- 3-inch wood screws and electric screwdriver
- Metal tape measure
- Staple gun and staples
- Utility knife
Step 1 – Cut the Frame Sections
Measure the open porch areas you wish to cover. A rectangular frame should be made the same width as your screen material, and as high as your porch post. Cut frame pieces from wood two-by-fours.
To add stability, cut an extra section to fit inside the frame, horizontally. Assemble the frame sections with 3-inch wood screws.
Step 2 – Attach Screening
Cut sections of screening with a utility knife. Lay the screen over the frame. Pull the screen taut, working from the center out and staple.
Continue stapling around the frame holding the screen tight to eliminate any waves or loose areas. Lastly, trim the extra screen with a utility knife. For a neater look, cover the staples with strips of wood trim.
Step 3 – Hanging the Frames
Hold the first frame up against a corner post, placing it so the bottom sits against the porch floor and the edge is next to the vertical post. Set a level at the side of the frame to check that the frame is plumb.
Screw the frame bottom to the porch and the frame side to the post. Continue attaching frames to the porch until all are in place.

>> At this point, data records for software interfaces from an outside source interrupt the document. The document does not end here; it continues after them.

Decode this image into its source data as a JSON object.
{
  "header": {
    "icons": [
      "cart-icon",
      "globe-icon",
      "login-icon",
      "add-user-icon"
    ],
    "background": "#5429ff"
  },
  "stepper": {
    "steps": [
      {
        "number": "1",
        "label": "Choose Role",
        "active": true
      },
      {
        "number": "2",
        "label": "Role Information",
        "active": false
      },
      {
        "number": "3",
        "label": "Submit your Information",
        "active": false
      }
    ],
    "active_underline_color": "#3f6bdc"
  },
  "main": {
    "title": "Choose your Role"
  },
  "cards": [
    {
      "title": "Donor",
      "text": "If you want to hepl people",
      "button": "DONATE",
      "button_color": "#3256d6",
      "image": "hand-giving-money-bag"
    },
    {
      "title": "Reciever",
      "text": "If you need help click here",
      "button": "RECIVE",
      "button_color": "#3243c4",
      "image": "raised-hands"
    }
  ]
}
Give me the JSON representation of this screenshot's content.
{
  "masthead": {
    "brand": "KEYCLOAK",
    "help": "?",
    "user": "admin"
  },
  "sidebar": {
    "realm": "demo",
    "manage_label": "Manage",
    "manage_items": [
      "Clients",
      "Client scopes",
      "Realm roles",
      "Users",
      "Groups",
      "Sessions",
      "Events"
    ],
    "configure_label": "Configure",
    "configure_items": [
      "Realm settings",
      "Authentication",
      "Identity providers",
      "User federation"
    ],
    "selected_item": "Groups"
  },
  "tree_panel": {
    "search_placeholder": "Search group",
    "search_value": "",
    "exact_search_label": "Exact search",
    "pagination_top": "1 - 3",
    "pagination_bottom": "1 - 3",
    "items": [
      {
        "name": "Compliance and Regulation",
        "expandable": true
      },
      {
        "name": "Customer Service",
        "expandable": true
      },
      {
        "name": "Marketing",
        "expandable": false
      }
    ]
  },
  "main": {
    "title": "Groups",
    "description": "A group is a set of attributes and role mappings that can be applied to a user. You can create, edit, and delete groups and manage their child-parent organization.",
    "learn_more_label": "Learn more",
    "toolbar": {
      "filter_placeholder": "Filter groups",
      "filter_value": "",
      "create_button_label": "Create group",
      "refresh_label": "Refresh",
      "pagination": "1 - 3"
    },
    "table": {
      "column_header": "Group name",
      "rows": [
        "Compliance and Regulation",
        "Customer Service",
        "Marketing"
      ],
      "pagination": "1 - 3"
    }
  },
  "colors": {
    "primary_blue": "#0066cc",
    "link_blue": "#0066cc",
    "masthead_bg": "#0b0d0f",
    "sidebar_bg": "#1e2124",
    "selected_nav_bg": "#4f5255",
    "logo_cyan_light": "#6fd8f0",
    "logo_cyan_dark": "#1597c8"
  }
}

For extra stability, screw the frames together at the sides.
Step 4 – Flooring
If your porch floor is made up of wood sections with gaps, you may want to cover the floor. A weather-resistant carpet or floor covering is attractive and soft, underfoot.
Attach the carpet to the floor with double-sided carpet tape – no carpet pad required. If you have a large floor, attach carpet sections with carpet tape. Another option is a deck tile floor.
Deck tile floors are great for DIYers as they can be installed over most hard surfaces – concrete, wood, brick, etc. Flexible tiles easily snap together over your existing floor – they can be easily moved, modified or extended.
For extra info on converting an open porch to a screened-in porch, click here.
A screened-in porch is a good bet for homeowners. It’s an outdoor remodeling project that adds usable, enjoyable floor space to your home. It’s a win-win should you decide to sell later on.
Learn more warm weather home décor tips here.